Despite an increasingly prevalent human rights discourse on the condition of transiting migrants, discrimination is very real. Often, it is two-fold in the case of Central American’s who are undocumented and perceived as pathogenic. Amended from its harsher 1974 version in 2000, the General Law for the Population stresses that illegal immigration into Mexico is punishable with up to 2 years in prison, and up to 10 years for repeat offenders. The law reserves the Mexican government the right to deport foreigners who are considered a detriment to “economic or national interests” and lack the “mental or physical health” or “the necessary funds to support themselves.” Added to this, the state of Chiapas approved a law in 2009 on the criminalization of HIV-transmission involving carriers of the disease who knowingly engage in sexual relations with another person or infect them through some other direct means.
Bi-polar at best, the media both exemplifies and shapes this ambivalence of the state towards migrants, doing more damage than laws that may or may not be effectively enforced. In 2007, Milenio ran an article that proclaimed “Migration Spreads HIV/AIDS in Mexico”, citing a “failure of adherence to treatment” and the high rates of incidence among transiting Central Americans and returning migrants as the main cause of concentrations of the disease such as in Tapachula. So while charity is doled out, dangerous stereotypes are inadvertently created that are unfortunately trumpeted by the media.
“By paying attention to the health of migrants, we become aware of the social problems through which they traverse, so often in solitude,” writes Dr. Jorge Arellano Estrada, for Migrante magazine, “We try to heal the body, to listen to it, to heal the soul, and the evils that many migrants we attend are victim to, sometimes so far from the limits of my comprehension. Yet, these are the things that motivate me to keep helping these people which society is abandoning.”

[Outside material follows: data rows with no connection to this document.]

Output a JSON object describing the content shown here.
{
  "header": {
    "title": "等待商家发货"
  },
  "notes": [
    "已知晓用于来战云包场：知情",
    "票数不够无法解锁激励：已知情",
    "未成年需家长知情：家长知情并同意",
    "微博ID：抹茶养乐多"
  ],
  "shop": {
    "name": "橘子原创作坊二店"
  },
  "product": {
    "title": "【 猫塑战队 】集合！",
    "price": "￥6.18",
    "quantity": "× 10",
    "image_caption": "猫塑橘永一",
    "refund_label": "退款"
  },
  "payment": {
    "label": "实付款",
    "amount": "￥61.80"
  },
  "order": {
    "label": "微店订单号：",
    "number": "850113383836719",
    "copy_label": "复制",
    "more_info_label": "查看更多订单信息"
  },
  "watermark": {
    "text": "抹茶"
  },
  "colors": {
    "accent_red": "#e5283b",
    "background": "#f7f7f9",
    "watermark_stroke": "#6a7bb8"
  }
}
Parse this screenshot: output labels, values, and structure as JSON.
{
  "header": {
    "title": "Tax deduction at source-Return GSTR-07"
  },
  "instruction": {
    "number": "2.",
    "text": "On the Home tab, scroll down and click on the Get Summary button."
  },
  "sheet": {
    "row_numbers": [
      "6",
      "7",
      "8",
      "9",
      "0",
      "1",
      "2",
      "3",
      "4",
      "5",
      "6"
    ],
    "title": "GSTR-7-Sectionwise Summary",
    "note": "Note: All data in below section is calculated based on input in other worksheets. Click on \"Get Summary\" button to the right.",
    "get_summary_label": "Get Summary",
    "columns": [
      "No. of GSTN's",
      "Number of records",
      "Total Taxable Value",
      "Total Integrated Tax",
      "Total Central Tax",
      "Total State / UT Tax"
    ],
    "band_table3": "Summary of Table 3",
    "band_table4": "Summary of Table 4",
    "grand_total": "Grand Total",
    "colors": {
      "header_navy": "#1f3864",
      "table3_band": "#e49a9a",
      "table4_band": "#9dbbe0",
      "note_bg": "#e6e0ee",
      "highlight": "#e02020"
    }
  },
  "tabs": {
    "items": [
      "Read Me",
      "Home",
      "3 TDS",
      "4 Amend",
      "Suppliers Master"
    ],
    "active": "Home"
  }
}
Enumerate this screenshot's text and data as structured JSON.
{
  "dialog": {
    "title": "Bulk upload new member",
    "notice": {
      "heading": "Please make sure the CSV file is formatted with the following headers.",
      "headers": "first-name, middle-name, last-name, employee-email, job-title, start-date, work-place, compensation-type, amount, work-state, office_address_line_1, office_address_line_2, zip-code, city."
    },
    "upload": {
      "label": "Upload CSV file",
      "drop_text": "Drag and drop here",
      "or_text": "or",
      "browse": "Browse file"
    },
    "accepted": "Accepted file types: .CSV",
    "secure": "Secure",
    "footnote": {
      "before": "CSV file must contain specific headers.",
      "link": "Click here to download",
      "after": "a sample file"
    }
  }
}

For those who don’t pay with their lives, physical, mental, and chronic illness is how many migrants traversing Mexico and living in the United States come to bear witness to a market system that sees their bodies as disposable commodities. But unlike the United States, healthcare in Mexico is not viewed as a coveted item that requires regulation. Along the Mexico-Guatemala border, AIDS-prevention initiatives are part of broader health and human rights activism that stresses a sense of national and international responsibility. However they may stumble, these organizations, advocates, and healthcare professionals are interweaving a unified response to guarantee individual safety and universal healthcare as a human right for all people regardless of their migratory status. Their attempts pose alternatives to the way that access to healthcare has come to epitomize citizenship and privilege across the globe.
Alexandra McAnarney is a communications consultant and recent graduate from the University of Chicago’s Latin American Studies M.A. Program. As part of her field research, she lived at a migrant shelter along the Mexico-Guatemala border. Before studying at the University of Chicago, she worked as a Communications Coordinator at the Florida Immigrant Coalition and as an HIV/AIDS Journalist in South Florida. She writes for the CIP Americas Program www.americas.org. A native of El Salvador and former resident of Mexico City, her work focuses on migration, youth, gangs, and health and can be found at perishmotherland.tumblr.com
All names of interviewed participants except Dr. Jorge Ramos and Judith Salazar have been shortened or changed.
Text and Photos. Alexandra McAnarney
Editor: Laura Carlsen